What I Do

dr stumblemore head 2013

Hello, My name is DR StumbleMore and up until 2016 I was a Volunteer Hospital Caring Clown at Whidbey General Hospital in Coupeville, Washington. I have now retired as a Volunteer Hospital Caring Clown completing my journey of over 16 years.

You might ask:   What does a Hospital Caring Clown do?

While all of the medical personnel in a hospital deal with healing a person, I deal with the part of the patient that is not sick  My training enables me to complement the treatment being offered by the medical professionals.  I also provide a momentary smile that takes a patient or staff members mind off the serious business at hand.

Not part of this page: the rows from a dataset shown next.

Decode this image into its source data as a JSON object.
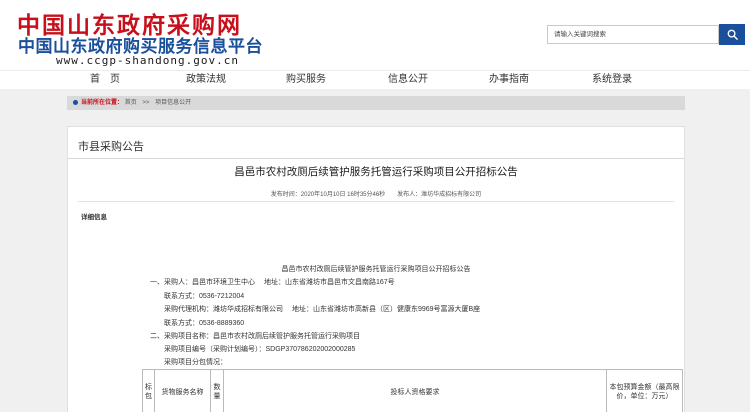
{
  "header": {
    "logo_cn": "中国山东政府采购网",
    "logo_sub": "中国山东政府购买服务信息平台",
    "logo_url": "www.ccgp-shandong.gov.cn"
  },
  "search": {
    "value": "请输入关键词搜索"
  },
  "nav": {
    "items": [
      "首　页",
      "政策法规",
      "购买服务",
      "信息公开",
      "办事指南",
      "系统登录"
    ]
  },
  "breadcrumb": {
    "label": "当前所在位置：",
    "items": [
      "首页",
      "项目信息公开"
    ],
    "separator": ">>"
  },
  "panel": {
    "title": "市县采购公告",
    "announcement_title": "昌邑市农村改厕后续管护服务托管运行采购项目公开招标公告",
    "publish_info": "发布时间：2020年10月10日 16时35分46秒　　发布人：潍坊华成招标有限公司",
    "detail_label": "详细信息"
  },
  "document": {
    "title": "昌邑市农村改厕后续管护服务托管运行采购项目公开招标公告",
    "lines": [
      "一、采购人：昌邑市环境卫生中心　 地址：山东省潍坊市昌邑市文昌南路167号",
      "联系方式：0536-7212004",
      "采购代理机构：潍坊华成招标有限公司　 地址：山东省潍坊市高新县（区）健康东9969号富源大厦B座",
      "联系方式：0536-8889360",
      "二、采购项目名称：昌邑市农村改厕后续管护服务托管运行采购项目",
      "采购项目编号（采购计划编号）：SDGP370786202002000285",
      "采购项目分包情况："
    ]
  },
  "table": {
    "col_package": "标包",
    "col_goods": "货物服务名称",
    "col_qty": "数量",
    "col_qualification": "投标人资格要求",
    "col_budget": "本包预算金额（最高限价，单位：万元）"
  },
  "colors": {
    "brand_red": "#c8101c",
    "brand_blue": "#1a4f9c"
  },
  "icons": {
    "search": "search-icon"
  }
}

Just imagine lying in your hospital bed and a man in bright colored hospital scrubs with purple and white striped socks, very large purple and yellow saddle shoes, a gently painted clown face with a small red nose and a stethoscope around his neck with a large ear on the “hearing” side asks your permission to come in for a visit?  Wouldn’t that make you smile?  Here are some examples of hospital visits I have had.

While on rounds, I met the son and daughter of a very sick dad outside his room.  They appreciated my visiting them and told me that I was welcome to say hello to their father, but that he was not responding at all.  I went into the room and introduced myself and asked him his first name.  He opened his eyes and his hand reached out to mine and he smiled.  We talked with our eyes for a couple of minutes.  I told him that I enjoyed visiting with him and he closed his eyes and went back to sleep.  We had made a heart/mind connection.

On another occasion, I was told by the nurses that a woman patient was in need of a smile.  I went to her room and asked if I could come in for a visit.  She warily said “Yes” and we met.  We talked about her situation, her family and how she felt.  I checked her funny bone with my “ear stethoscope” and it was functioning correctly.  I was also able to flush her IV with a miniature flushing toilet to make it work better for her, lastly, I performed an emergency red nose transplant.  I presented her with a photograph of the event.  She was relaxed and smiling as I bid her goodbye.

Another time, as I was entering the hospital to begin rounds, a male nurse came out of the surgical suite and saw me and told me, “I need a hug.”   We hugged, he said thank you and promptly turned around and walked back into the surgical area.

These are just a few of examples of what it is like to do rounds as a hospital caring clowns.  I realize that I may never know all of the positive effects of my visits, but I do know that I make a big difference in the way both patients and staff feel when we meet at the hospital.   Just seeing me will take the persons mind off what is going on, relieve stress and anxiety.

I have been a volunteer caring clown since 2000.  I graduated from Clown College in Minnesota majoring in Caring Clowning and have done continuing education every year.  In 2006, I became a certified trainer for the Bumper “T” Caring Clown group. This group has trained over 150 volunteers and serves 32 hospitals all over the United States.  From 2012 to 2014 I assisted in training new hospital caring clowns at Clown College in Minnesota.

I have been doing rounds at Whidbey General Hospital in Coupeville since 2005.  Prior to that I was a Caring Clown at Salinas Valley Memorial Hospital in Salinas, California. As of this year, 201, I have now retired as a hospital caring clown.

I also give talks to groups on what Caring Clowning is all about.  If you know of a group that would like to hear about Hospital Caring Clowning, please let me know.

By the way, my other name is Blake Thomson, I live in Anacortes, Washington and I have five wonderful grandchildren; Julianna, Gracie, Lyla, Eva and Connor.



In today's healthcare environment, we need more "doctors" like him. I can't imagine us without a Dr. Stumblemore. Kudos to all of the Bumper T Caring Clowns for the important work you do.

Whidbey General Hospital is blessed to have the devoted attentions of a wonderful Bumper T.-trained Caring Clown, Dr. Stumblemore (aka Blake Thomson). Dr Stumblemore can routinely be seen in the halls of our hospital, making patients smile and lifting the spirits of staff.

From handing out smiles to checking funny bones and giving out "staff meds", Dr. Stumblemore's presence is felt by the entire organization from the patient bedside to the administrative suite. In today's healthcare environment, we need more "doctors" like him.